(ASSIGNED TASK): Each line of the listing must be set down exactly as it stands.

=== Begin Enclosure ===

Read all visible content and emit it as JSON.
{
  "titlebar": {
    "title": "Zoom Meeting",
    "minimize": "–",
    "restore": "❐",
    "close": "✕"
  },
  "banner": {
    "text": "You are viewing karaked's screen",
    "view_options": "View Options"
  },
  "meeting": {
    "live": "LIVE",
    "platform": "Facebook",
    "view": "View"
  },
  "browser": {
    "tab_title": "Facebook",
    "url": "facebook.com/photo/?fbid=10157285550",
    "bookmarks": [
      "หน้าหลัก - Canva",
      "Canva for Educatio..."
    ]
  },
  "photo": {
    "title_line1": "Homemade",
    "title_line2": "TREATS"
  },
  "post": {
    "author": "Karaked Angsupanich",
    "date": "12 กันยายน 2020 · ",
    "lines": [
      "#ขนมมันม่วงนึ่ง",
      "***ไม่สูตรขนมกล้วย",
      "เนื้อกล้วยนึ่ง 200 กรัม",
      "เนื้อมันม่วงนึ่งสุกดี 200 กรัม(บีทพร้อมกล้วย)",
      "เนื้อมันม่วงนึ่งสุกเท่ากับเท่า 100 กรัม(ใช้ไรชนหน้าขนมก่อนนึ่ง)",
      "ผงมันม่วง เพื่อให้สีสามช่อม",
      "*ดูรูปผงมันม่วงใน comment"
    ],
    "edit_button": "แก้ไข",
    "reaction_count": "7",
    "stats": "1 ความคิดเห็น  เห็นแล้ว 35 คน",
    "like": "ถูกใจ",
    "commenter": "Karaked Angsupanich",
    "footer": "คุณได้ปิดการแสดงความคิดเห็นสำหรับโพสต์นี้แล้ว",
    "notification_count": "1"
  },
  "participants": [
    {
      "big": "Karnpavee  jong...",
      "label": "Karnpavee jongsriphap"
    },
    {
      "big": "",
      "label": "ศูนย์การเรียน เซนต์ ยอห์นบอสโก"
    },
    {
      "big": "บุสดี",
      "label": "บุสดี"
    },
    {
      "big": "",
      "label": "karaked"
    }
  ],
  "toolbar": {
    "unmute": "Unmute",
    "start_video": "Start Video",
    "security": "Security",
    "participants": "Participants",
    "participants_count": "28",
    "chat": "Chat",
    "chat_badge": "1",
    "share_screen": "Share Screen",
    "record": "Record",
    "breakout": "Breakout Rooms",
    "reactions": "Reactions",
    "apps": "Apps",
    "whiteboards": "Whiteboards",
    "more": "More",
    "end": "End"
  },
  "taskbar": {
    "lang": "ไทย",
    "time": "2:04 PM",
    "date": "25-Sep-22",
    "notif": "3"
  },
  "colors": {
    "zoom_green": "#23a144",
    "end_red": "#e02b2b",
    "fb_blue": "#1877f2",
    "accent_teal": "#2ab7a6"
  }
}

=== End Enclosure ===

(FINISHED EXERCISE):
Read all visible content and emit it as JSON.
{
  "titlebar": {
    "title": "Zoom Meeting",
    "minimize": "–",
    "restore": "❐",
    "close": "✕"
  },
  "banner": {
    "text": "You are viewing karaked's screen",
    "view_options": "View Options"
  },
  "meeting": {
    "live": "LIVE",
    "platform": "Facebook",
    "view": "View"
  },
  "browser": {
    "tab_title": "Facebook",
    "url": "facebook.com/photo/?fbid=10157285550",
    "bookmarks": [
      "หน้าหลัก - Canva",
      "Canva for Educatio..."
    ]
  },
  "photo": {
    "title_line1": "Homemade",
    "title_line2": "TREATS"
  },
  "post": {
    "author": "Karaked Angsupanich",
    "date": "12 กันยายน 2020 · ",
    "lines": [
      "#ขนมมันม่วงนึ่ง",
      "***ไม่สูตรขนมกล้วย",
      "เนื้อกล้วยนึ่ง 200 กรัม",
      "เนื้อมันม่วงนึ่งสุกดี 200 กรัม(บีทพร้อมกล้วย)",
      "เนื้อมันม่วงนึ่งสุกเท่ากับเท่า 100 กรัม(ใช้ไรชนหน้าขนมก่อนนึ่ง)",
      "ผงมันม่วง เพื่อให้สีสามช่อม",
      "*ดูรูปผงมันม่วงใน comment"
    ],
    "edit_button": "แก้ไข",
    "reaction_count": "7",
    "stats": "1 ความคิดเห็น  เห็นแล้ว 35 คน",
    "like": "ถูกใจ",
    "commenter": "Karaked Angsupanich",
    "footer": "คุณได้ปิดการแสดงความคิดเห็นสำหรับโพสต์นี้แล้ว",
    "notification_count": "1"
  },
  "participants": [
    {
      "big": "Karnpavee  jong...",
      "label": "Karnpavee jongsriphap"
    },
    {
      "big": "",
      "label": "ศูนย์การเรียน เซนต์ ยอห์นบอสโก"
    },
    {
      "big": "บุสดี",
      "label": "บุสดี"
    },
    {
      "big": "",
      "label": "karaked"
    }
  ],
  "toolbar": {
    "unmute": "Unmute",
    "start_video": "Start Video",
    "security": "Security",
    "participants": "Participants",
    "participants_count": "28",
    "chat": "Chat",
    "chat_badge": "1",
    "share_screen": "Share Screen",
    "record": "Record",
    "breakout": "Breakout Rooms",
    "reactions": "Reactions",
    "apps": "Apps",
    "whiteboards": "Whiteboards",
    "more": "More",
    "end": "End"
  },
  "taskbar": {
    "lang": "ไทย",
    "time": "2:04 PM",
    "date": "25-Sep-22",
    "notif": "3"
  },
  "colors": {
    "zoom_green": "#23a144",
    "end_red": "#e02b2b",
    "fb_blue": "#1877f2",
    "accent_teal": "#2ab7a6"
  }
}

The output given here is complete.